Zetterberg, who has been the Wings' captain since 2013, is fifth on Detroit’s all-time list in goals (337), assists (623) and points (960) in 1,082 games. He helped the Wings win the 2008 Stanley Cup while winning the Conn Smythe Trophy as MVP of the playoffs.
“In '08, winning the Cup probably is the highlight" of his career, Zetterberg said. "All the guys I played with through the years ... Had some special bonds with a lot of players."
Zetterberg, selected in the seventh round (210th overall) of the 1999 NHL draft, played in all 82 games in each of the past three seasons. But he was not able to practice because of his back the final three months of 2017-18. He finished his final season with 11 goals and 45 assists for 56 points.
"I've kind of been living this for a while," he said. "Starting in January (this) year, I knew something was not quite right.

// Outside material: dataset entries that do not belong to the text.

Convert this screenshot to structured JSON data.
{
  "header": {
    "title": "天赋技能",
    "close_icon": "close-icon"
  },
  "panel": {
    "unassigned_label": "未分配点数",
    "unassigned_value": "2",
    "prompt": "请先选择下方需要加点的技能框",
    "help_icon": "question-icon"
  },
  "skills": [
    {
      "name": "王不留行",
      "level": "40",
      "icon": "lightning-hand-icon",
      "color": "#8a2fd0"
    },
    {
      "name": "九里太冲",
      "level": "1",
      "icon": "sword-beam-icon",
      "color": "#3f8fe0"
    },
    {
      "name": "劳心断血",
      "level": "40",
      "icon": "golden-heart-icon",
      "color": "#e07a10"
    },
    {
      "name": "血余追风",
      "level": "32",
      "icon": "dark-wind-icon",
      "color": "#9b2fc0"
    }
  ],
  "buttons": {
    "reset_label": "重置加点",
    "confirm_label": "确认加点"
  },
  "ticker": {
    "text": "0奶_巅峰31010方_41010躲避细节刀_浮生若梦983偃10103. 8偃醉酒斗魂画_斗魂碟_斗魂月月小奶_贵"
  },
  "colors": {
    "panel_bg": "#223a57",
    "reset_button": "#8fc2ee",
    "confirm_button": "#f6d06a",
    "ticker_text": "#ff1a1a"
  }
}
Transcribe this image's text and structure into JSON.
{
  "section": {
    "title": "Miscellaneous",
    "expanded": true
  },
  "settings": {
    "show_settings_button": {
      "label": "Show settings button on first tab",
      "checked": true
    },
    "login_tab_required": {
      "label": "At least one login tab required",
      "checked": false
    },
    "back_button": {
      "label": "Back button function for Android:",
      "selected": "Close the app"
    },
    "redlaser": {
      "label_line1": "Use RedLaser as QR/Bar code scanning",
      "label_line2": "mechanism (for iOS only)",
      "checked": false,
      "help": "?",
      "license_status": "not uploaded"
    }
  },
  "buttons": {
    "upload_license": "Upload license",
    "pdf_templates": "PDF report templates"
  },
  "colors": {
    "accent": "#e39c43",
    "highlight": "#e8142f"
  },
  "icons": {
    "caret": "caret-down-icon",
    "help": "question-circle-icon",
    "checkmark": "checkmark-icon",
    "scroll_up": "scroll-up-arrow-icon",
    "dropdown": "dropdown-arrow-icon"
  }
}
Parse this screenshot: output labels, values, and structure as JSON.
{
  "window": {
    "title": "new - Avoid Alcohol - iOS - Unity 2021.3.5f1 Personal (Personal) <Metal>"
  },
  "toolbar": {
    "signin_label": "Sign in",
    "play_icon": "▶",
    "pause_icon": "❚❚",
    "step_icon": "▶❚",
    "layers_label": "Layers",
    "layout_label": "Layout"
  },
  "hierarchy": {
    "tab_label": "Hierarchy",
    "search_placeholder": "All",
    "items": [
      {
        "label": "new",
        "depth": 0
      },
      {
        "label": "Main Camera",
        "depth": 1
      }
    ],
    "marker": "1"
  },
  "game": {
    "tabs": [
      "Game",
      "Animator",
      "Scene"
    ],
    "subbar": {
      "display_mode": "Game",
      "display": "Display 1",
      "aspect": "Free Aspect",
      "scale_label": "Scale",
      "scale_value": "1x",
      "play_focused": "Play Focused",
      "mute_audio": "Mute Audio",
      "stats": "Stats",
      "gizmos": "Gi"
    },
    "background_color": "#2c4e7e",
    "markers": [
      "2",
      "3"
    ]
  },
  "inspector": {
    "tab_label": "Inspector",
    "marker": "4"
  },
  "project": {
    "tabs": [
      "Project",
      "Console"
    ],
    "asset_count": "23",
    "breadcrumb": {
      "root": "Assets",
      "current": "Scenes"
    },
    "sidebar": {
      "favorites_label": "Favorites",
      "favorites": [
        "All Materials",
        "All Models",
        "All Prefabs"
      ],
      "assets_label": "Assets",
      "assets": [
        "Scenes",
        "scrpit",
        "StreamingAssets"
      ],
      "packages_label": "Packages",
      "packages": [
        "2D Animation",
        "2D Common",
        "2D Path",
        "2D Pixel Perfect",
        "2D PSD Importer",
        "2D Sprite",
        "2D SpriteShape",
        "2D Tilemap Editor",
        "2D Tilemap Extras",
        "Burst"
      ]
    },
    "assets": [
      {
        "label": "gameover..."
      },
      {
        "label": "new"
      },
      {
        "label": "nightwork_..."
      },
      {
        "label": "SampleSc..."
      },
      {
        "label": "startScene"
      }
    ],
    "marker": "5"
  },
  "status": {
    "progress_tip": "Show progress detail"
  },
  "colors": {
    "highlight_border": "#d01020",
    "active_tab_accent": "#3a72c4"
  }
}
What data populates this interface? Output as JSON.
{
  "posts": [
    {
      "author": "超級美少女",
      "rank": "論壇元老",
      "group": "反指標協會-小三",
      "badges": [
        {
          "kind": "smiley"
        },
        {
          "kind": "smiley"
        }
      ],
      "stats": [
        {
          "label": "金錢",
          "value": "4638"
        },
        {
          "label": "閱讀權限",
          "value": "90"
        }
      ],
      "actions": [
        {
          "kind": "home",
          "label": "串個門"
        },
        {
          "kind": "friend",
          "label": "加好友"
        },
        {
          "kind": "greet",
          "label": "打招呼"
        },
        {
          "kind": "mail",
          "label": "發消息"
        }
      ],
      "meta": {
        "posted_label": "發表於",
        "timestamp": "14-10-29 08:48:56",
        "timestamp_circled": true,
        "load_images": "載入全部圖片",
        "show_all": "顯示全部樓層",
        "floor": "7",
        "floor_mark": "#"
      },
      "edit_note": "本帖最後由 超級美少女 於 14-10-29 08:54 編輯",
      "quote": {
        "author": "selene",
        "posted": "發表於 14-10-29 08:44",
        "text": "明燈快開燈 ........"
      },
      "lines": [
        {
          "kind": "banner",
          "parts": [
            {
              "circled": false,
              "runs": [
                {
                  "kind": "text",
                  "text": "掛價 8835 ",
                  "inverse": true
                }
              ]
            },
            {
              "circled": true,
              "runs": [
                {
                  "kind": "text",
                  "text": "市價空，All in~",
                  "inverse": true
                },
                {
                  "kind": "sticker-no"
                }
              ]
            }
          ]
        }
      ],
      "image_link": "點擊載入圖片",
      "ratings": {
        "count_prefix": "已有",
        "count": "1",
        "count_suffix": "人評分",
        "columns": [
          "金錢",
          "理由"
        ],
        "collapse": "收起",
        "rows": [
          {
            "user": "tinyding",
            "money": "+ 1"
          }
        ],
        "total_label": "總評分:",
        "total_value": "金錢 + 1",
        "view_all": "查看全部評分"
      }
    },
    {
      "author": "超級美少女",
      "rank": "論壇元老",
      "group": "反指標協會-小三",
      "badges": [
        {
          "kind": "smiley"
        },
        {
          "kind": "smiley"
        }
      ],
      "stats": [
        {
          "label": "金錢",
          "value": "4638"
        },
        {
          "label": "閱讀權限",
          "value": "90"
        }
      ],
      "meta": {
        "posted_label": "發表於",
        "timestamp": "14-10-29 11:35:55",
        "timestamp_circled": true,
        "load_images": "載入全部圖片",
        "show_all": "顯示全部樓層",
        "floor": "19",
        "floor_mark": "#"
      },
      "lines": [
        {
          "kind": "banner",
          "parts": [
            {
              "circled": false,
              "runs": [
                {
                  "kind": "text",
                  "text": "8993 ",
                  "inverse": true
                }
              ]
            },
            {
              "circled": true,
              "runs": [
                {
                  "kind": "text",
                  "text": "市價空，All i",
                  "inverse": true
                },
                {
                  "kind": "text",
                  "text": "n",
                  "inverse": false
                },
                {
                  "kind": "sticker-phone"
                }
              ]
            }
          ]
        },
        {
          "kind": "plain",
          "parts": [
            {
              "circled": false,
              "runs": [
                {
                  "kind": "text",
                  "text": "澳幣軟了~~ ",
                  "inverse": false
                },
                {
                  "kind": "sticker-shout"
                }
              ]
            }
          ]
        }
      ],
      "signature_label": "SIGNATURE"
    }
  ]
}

I found a way to play through that season ... In mid-summer we hoped it was going to get a little bit better, and it (didn't).
"I went to see Dr. Camissa last week and got the final result and nothing really had changed, so that's kind of when it kicked in."
Zetterberg’s best statistical season came during the Stanley Cup season of 2007-08 when he had 43 goals and 92 points in 75 games. For most of his career, he teamed with Pavel Datsyuk to give Detroit either a dynamic 1-2 punch at center or a devastation combination on the same line.
The Wings will have to go on without Zetterberg, their last star player from the four-Stanley Cup (1997, 1998, 2002 and 2008) “Hockeytown” era.
"I think he's one of the greatest Red Wing players in our history," general manager Ken Holland said.
Holland talked in depth about Zetterberg’s back issues.
"He's got a degenerative condition in his back," Holland said. "Part of the degenerative condition is significant arthritis. Nothing can be done, no back surgery, no rehab, no more time off is going to have any positive impact.
"Obviously, if he plays professional hockey, it's going to accelerate the degeneration, and if he does get a bad hit or something, then he's risking a significant back surgery. Henrik has decided that his quality of life is more important than taking the risk of back surgery."
Zetterberg has three years remaining on his contract at cap hit of $6.083 million. He'll be placed on long-term injured reserve, giving the club some cap relief.
Zetterberg is not sure what he and his wife, Emma, will do next, but they plan to remain in the Detroit area. Their son, Love, started school last week.
"Detroit Red Wings have been such a big part of our lives," he said. "We've been spending basically our grown-up life over here. We have an American son. But she has seen me go through what I've gone through. I think she's happy I don't have to do that, but in the same way also she knows I want to play and so she probably wanted me to play, too."
Holland said that Zetterberg’s retirement leaves a “massive” void.
"Somebody has to eat up all those minutes," Holland said. "It's not only those minutes. We're trying to go younger and you need role models and there's no better role model than Henrik Zetterberg. So, we know that we're losing a major player on and off the ice.
"With that loss comes opportunity and there's a tremendous opportunity in terms of ice time for some other people on our team and hopefully some young people are going to take full advantage."
Holland and coach Jeff Blashill will decide before the season whether to name a captain or go with three alternate captains this season.